→ REQUIREMENT: The answer must consist of every line below that holds the word "this".

→ EXTRACTED MATERIAL:

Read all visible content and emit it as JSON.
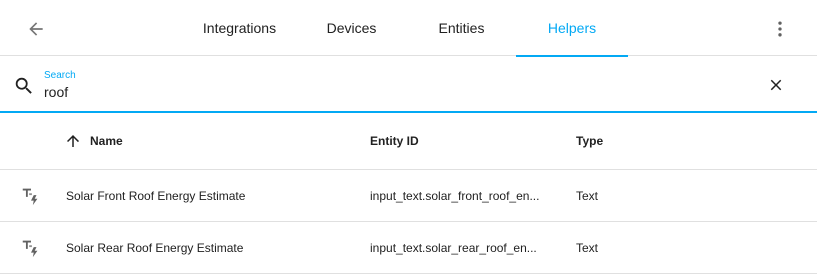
{
  "tabs": [
    {
      "label": "Integrations"
    },
    {
      "label": "Devices"
    },
    {
      "label": "Entities"
    },
    {
      "label": "Helpers"
    }
  ],
  "active_tab": "Helpers",
  "accent_color": "#03a9f4",
  "search": {
    "label": "Search",
    "value": "roof"
  },
  "table": {
    "columns": {
      "name": "Name",
      "entity_id": "Entity ID",
      "type": "Type"
    },
    "rows": [
      {
        "icon": "text-bolt-icon",
        "name": "Solar Front Roof Energy Estimate",
        "entity_id": "input_text.solar_front_roof_en...",
        "type": "Text"
      },
      {
        "icon": "text-bolt-icon",
        "name": "Solar Rear Roof Energy Estimate",
        "entity_id": "input_text.solar_rear_roof_en...",
        "type": "Text"
      }
    ]
  }
}
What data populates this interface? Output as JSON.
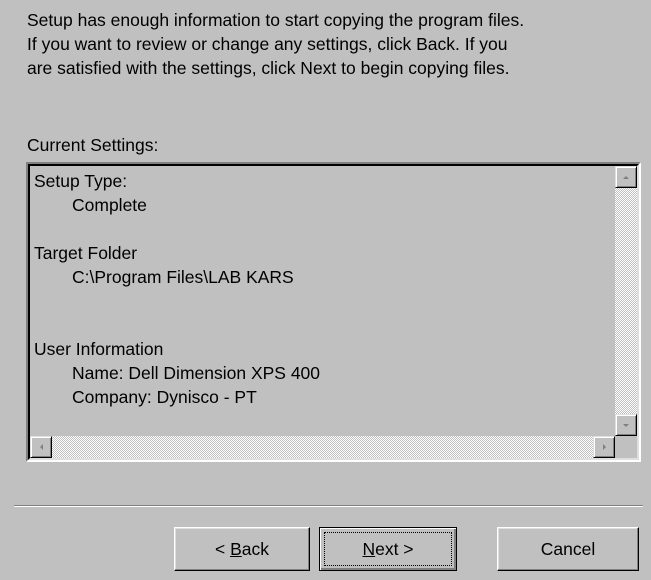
{
  "intro": {
    "line1": "Setup has enough information to start copying the program files.",
    "line2": "If you want to review or change any settings, click Back.  If you",
    "line3": "are satisfied with the settings, click Next to begin copying files."
  },
  "current_settings_label": "Current Settings:",
  "settings": {
    "setup_type_label": "Setup Type:",
    "setup_type_value": "Complete",
    "target_folder_label": "Target Folder",
    "target_folder_value": "C:\\Program Files\\LAB KARS",
    "user_info_label": "User Information",
    "name_line": "Name:  Dell Dimension XPS 400",
    "company_line": "Company:  Dynisco - PT"
  },
  "buttons": {
    "back_prefix": "< ",
    "back_accel": "B",
    "back_rest": "ack",
    "next_accel": "N",
    "next_rest": "ext >",
    "cancel": "Cancel"
  }
}
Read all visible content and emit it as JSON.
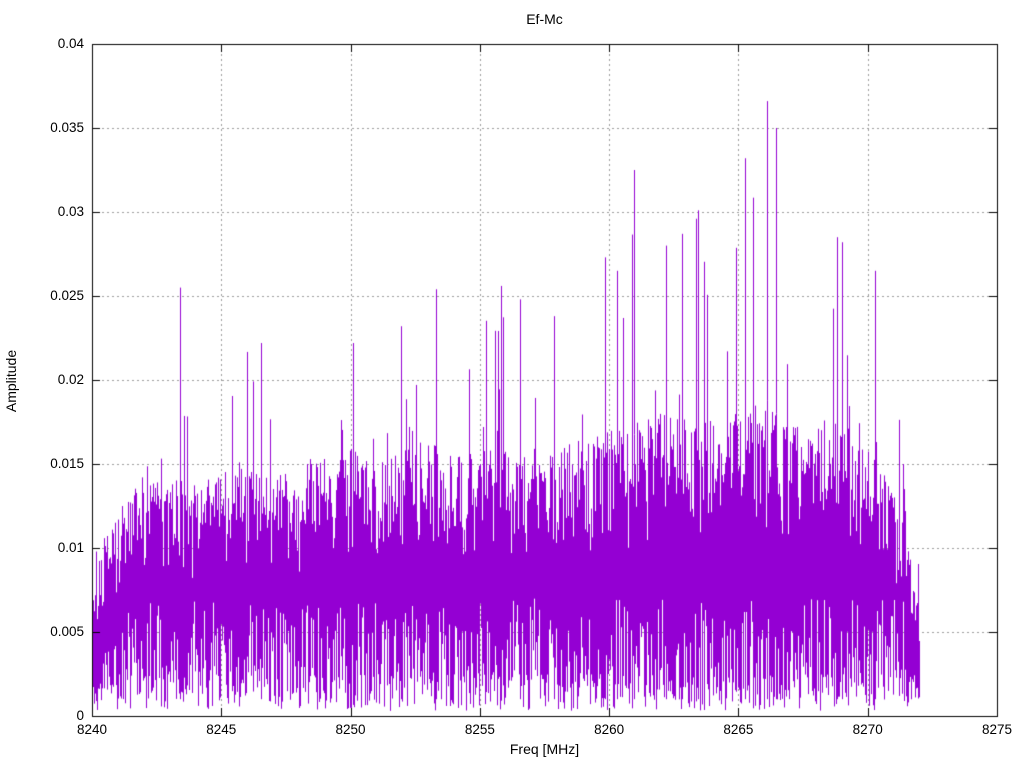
{
  "chart_data": {
    "type": "line",
    "title": "Ef-Mc",
    "xlabel": "Freq [MHz]",
    "ylabel": "Amplitude",
    "xlim": [
      8240,
      8275
    ],
    "ylim": [
      0,
      0.04
    ],
    "x_ticks": [
      8240,
      8245,
      8250,
      8255,
      8260,
      8265,
      8270,
      8275
    ],
    "x_tick_labels": [
      "8240",
      "8245",
      "8250",
      "8255",
      "8260",
      "8265",
      "8270",
      "8275"
    ],
    "y_ticks": [
      0,
      0.005,
      0.01,
      0.015,
      0.02,
      0.025,
      0.03,
      0.035,
      0.04
    ],
    "y_tick_labels": [
      "0",
      "0.005",
      "0.01",
      "0.015",
      "0.02",
      "0.025",
      "0.03",
      "0.035",
      "0.04"
    ],
    "grid": true,
    "grid_style": "dotted-gray",
    "line_color": "#9400d3",
    "grid_color": "#9c9c9c",
    "border_color": "#000000",
    "signal": {
      "freq_start": 8240,
      "freq_end": 8272,
      "envelope_freqs": [
        8240,
        8240.4,
        8241,
        8242,
        8243,
        8244,
        8245,
        8246,
        8247,
        8248,
        8249,
        8250,
        8251,
        8252,
        8253,
        8254,
        8255,
        8256,
        8257,
        8258,
        8259,
        8260,
        8261,
        8262,
        8263,
        8264,
        8265,
        8266,
        8267,
        8268,
        8269,
        8270,
        8271,
        8271.6,
        8272
      ],
      "envelope_mass_top": [
        0.007,
        0.009,
        0.0115,
        0.0125,
        0.013,
        0.0125,
        0.013,
        0.0135,
        0.013,
        0.0135,
        0.014,
        0.0145,
        0.014,
        0.0145,
        0.015,
        0.014,
        0.0145,
        0.015,
        0.0145,
        0.0145,
        0.015,
        0.0155,
        0.016,
        0.0165,
        0.016,
        0.016,
        0.0165,
        0.017,
        0.016,
        0.016,
        0.016,
        0.0145,
        0.0125,
        0.009,
        0.0045
      ],
      "envelope_peak": [
        0.011,
        0.0135,
        0.0145,
        0.021,
        0.0255,
        0.0192,
        0.0195,
        0.0222,
        0.0205,
        0.0202,
        0.022,
        0.0222,
        0.0232,
        0.024,
        0.0256,
        0.024,
        0.0256,
        0.0248,
        0.0238,
        0.0205,
        0.0273,
        0.0265,
        0.0325,
        0.0287,
        0.0301,
        0.027,
        0.0332,
        0.0366,
        0.025,
        0.0285,
        0.0282,
        0.0265,
        0.0225,
        0.014,
        0.0098
      ],
      "mass_bottom_typical": 0.002,
      "notable_peaks": [
        [
          8243.4,
          0.0255
        ],
        [
          8246.55,
          0.0222
        ],
        [
          8250.1,
          0.0222
        ],
        [
          8251.95,
          0.0232
        ],
        [
          8253.3,
          0.0254
        ],
        [
          8255.8,
          0.0256
        ],
        [
          8256.55,
          0.0248
        ],
        [
          8257.85,
          0.0238
        ],
        [
          8259.85,
          0.0273
        ],
        [
          8260.3,
          0.0265
        ],
        [
          8260.95,
          0.0325
        ],
        [
          8262.2,
          0.028
        ],
        [
          8262.8,
          0.0287
        ],
        [
          8263.35,
          0.0296
        ],
        [
          8263.45,
          0.0301
        ],
        [
          8265.25,
          0.0332
        ],
        [
          8266.1,
          0.0366
        ],
        [
          8266.45,
          0.035
        ],
        [
          8268.8,
          0.0285
        ],
        [
          8269.0,
          0.0282
        ],
        [
          8270.3,
          0.0265
        ]
      ],
      "render_seed": 42
    }
  }
}
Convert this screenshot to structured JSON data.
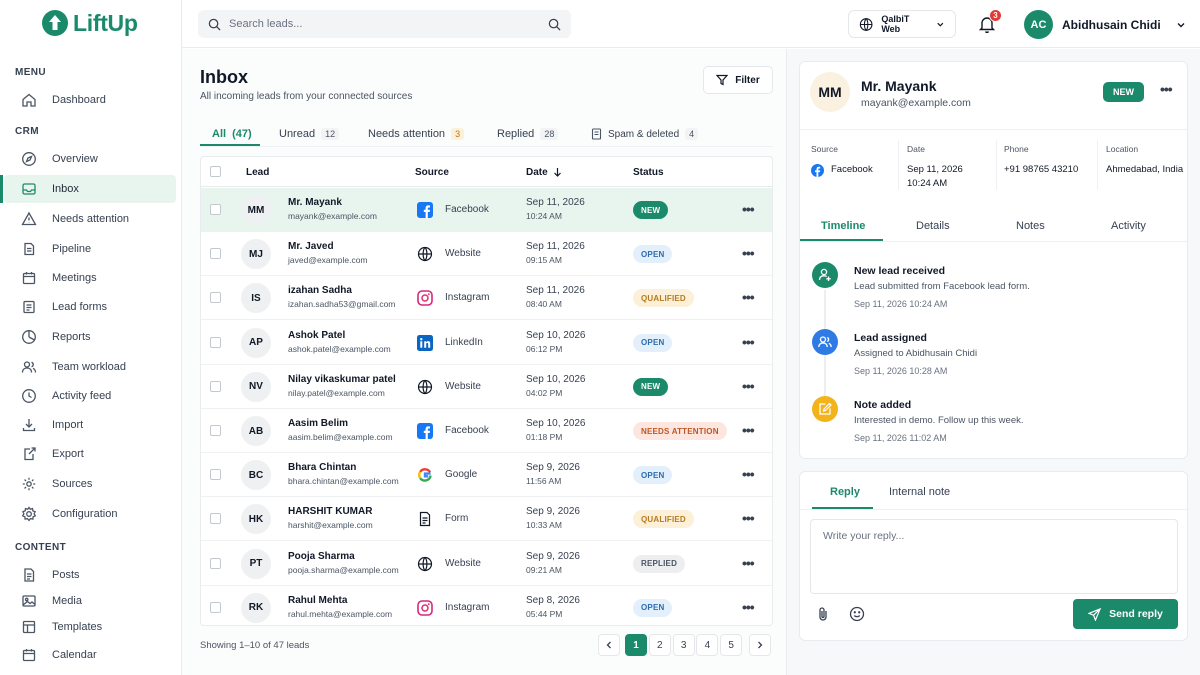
{
  "brand": {
    "name": "LiftUp",
    "color": "#1b8a6b"
  },
  "sidebar": {
    "menu_label": "MENU",
    "crm_label": "CRM",
    "content_label": "CONTENT",
    "menu_items": [
      {
        "label": "Dashboard",
        "icon": "home-icon"
      }
    ],
    "crm_items": [
      {
        "label": "Overview",
        "icon": "compass-icon"
      },
      {
        "label": "Inbox",
        "icon": "inbox-icon",
        "active": true
      },
      {
        "label": "Needs attention",
        "icon": "alert-icon"
      },
      {
        "label": "Pipeline",
        "icon": "pipeline-icon"
      },
      {
        "label": "Meetings",
        "icon": "calendar-icon"
      },
      {
        "label": "Lead forms",
        "icon": "form-icon"
      },
      {
        "label": "Reports",
        "icon": "chart-icon"
      },
      {
        "label": "Team workload",
        "icon": "team-icon"
      },
      {
        "label": "Activity feed",
        "icon": "clock-icon"
      },
      {
        "label": "Import",
        "icon": "download-icon"
      },
      {
        "label": "Export",
        "icon": "export-icon"
      },
      {
        "label": "Sources",
        "icon": "sources-icon"
      },
      {
        "label": "Configuration",
        "icon": "gear-icon"
      }
    ],
    "content_items": [
      {
        "label": "Posts",
        "icon": "document-icon"
      },
      {
        "label": "Media",
        "icon": "image-icon"
      },
      {
        "label": "Templates",
        "icon": "template-icon"
      },
      {
        "label": "Calendar",
        "icon": "calendar-icon"
      }
    ]
  },
  "topbar": {
    "search_placeholder": "Search leads...",
    "workspace": "QalbiT Web",
    "notifications": "3",
    "user_initials": "AC",
    "user_name": "Abidhusain Chidi"
  },
  "inbox": {
    "title": "Inbox",
    "subtitle": "All incoming leads from your connected sources",
    "filter_label": "Filter",
    "tabs": [
      {
        "label": "All",
        "count": "(47)"
      },
      {
        "label": "Unread",
        "count": "12"
      },
      {
        "label": "Needs attention",
        "count": "3"
      },
      {
        "label": "Replied",
        "count": "28"
      },
      {
        "label": "Spam & deleted",
        "count": "4"
      }
    ],
    "columns": {
      "lead": "Lead",
      "source": "Source",
      "date": "Date",
      "status": "Status"
    },
    "rows": [
      {
        "initials": "MM",
        "name": "Mr. Mayank",
        "email": "mayank@example.com",
        "source": "Facebook",
        "source_icon": "facebook-icon",
        "date": "Sep 11, 2026",
        "time": "10:24 AM",
        "status": "NEW",
        "status_kind": "new"
      },
      {
        "initials": "MJ",
        "name": "Mr. Javed",
        "email": "javed@example.com",
        "source": "Website",
        "source_icon": "globe-icon",
        "date": "Sep 11, 2026",
        "time": "09:15 AM",
        "status": "OPEN",
        "status_kind": "open"
      },
      {
        "initials": "IS",
        "name": "izahan Sadha",
        "email": "izahan.sadha53@gmail.com",
        "source": "Instagram",
        "source_icon": "instagram-icon",
        "date": "Sep 11, 2026",
        "time": "08:40 AM",
        "status": "QUALIFIED",
        "status_kind": "qualified"
      },
      {
        "initials": "AP",
        "name": "Ashok Patel",
        "email": "ashok.patel@example.com",
        "source": "LinkedIn",
        "source_icon": "linkedin-icon",
        "date": "Sep 10, 2026",
        "time": "06:12 PM",
        "status": "OPEN",
        "status_kind": "open"
      },
      {
        "initials": "NV",
        "name": "Nilay vikaskumar patel",
        "email": "nilay.patel@example.com",
        "source": "Website",
        "source_icon": "globe-icon",
        "date": "Sep 10, 2026",
        "time": "04:02 PM",
        "status": "NEW",
        "status_kind": "new"
      },
      {
        "initials": "AB",
        "name": "Aasim Belim",
        "email": "aasim.belim@example.com",
        "source": "Facebook",
        "source_icon": "facebook-icon",
        "date": "Sep 10, 2026",
        "time": "01:18 PM",
        "status": "NEEDS ATTENTION",
        "status_kind": "attn"
      },
      {
        "initials": "BC",
        "name": "Bhara Chintan",
        "email": "bhara.chintan@example.com",
        "source": "Google",
        "source_icon": "google-icon",
        "date": "Sep 9, 2026",
        "time": "11:56 AM",
        "status": "OPEN",
        "status_kind": "open"
      },
      {
        "initials": "HK",
        "name": "HARSHIT KUMAR",
        "email": "harshit@example.com",
        "source": "Form",
        "source_icon": "form-icon",
        "date": "Sep 9, 2026",
        "time": "10:33 AM",
        "status": "QUALIFIED",
        "status_kind": "qualified"
      },
      {
        "initials": "PT",
        "name": "Pooja Sharma",
        "email": "pooja.sharma@example.com",
        "source": "Website",
        "source_icon": "globe-icon",
        "date": "Sep 9, 2026",
        "time": "09:21 AM",
        "status": "REPLIED",
        "status_kind": "replied"
      },
      {
        "initials": "RK",
        "name": "Rahul Mehta",
        "email": "rahul.mehta@example.com",
        "source": "Instagram",
        "source_icon": "instagram-icon",
        "date": "Sep 8, 2026",
        "time": "05:44 PM",
        "status": "OPEN",
        "status_kind": "open"
      }
    ],
    "showing": "Showing 1–10 of 47 leads",
    "pages": [
      "1",
      "2",
      "3",
      "4",
      "5"
    ],
    "current_page": "1"
  },
  "detail": {
    "initials": "MM",
    "name": "Mr. Mayank",
    "email": "mayank@example.com",
    "status": "NEW",
    "source_label": "Source",
    "source": "Facebook",
    "date_label": "Date",
    "date": "Sep 11, 2026",
    "time": "10:24 AM",
    "phone_label": "Phone",
    "phone": "+91 98765 43210",
    "location_label": "Location",
    "location": "Ahmedabad, India",
    "tabs": [
      "Timeline",
      "Details",
      "Notes",
      "Activity"
    ],
    "timeline": [
      {
        "title": "New lead received",
        "desc": "Lead submitted from Facebook lead form.",
        "time": "Sep 11, 2026 10:24 AM",
        "icon": "user-plus-icon",
        "color": "#1b8a6b"
      },
      {
        "title": "Lead assigned",
        "desc": "Assigned to Abidhusain Chidi",
        "time": "Sep 11, 2026 10:28 AM",
        "icon": "users-icon",
        "color": "#2f7be5"
      },
      {
        "title": "Note added",
        "desc": "Interested in demo. Follow up this week.",
        "time": "Sep 11, 2026 11:02 AM",
        "icon": "note-icon",
        "color": "#f2b31b"
      }
    ]
  },
  "reply": {
    "tabs": [
      "Reply",
      "Internal note"
    ],
    "placeholder": "Write your reply...",
    "send_label": "Send reply"
  }
}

→ YOUR SOLUTION:
What data populates this interface? Output as JSON.
Convert this screenshot to structured JSON data.
        "desc": "Interested in demo. Follow up this week.",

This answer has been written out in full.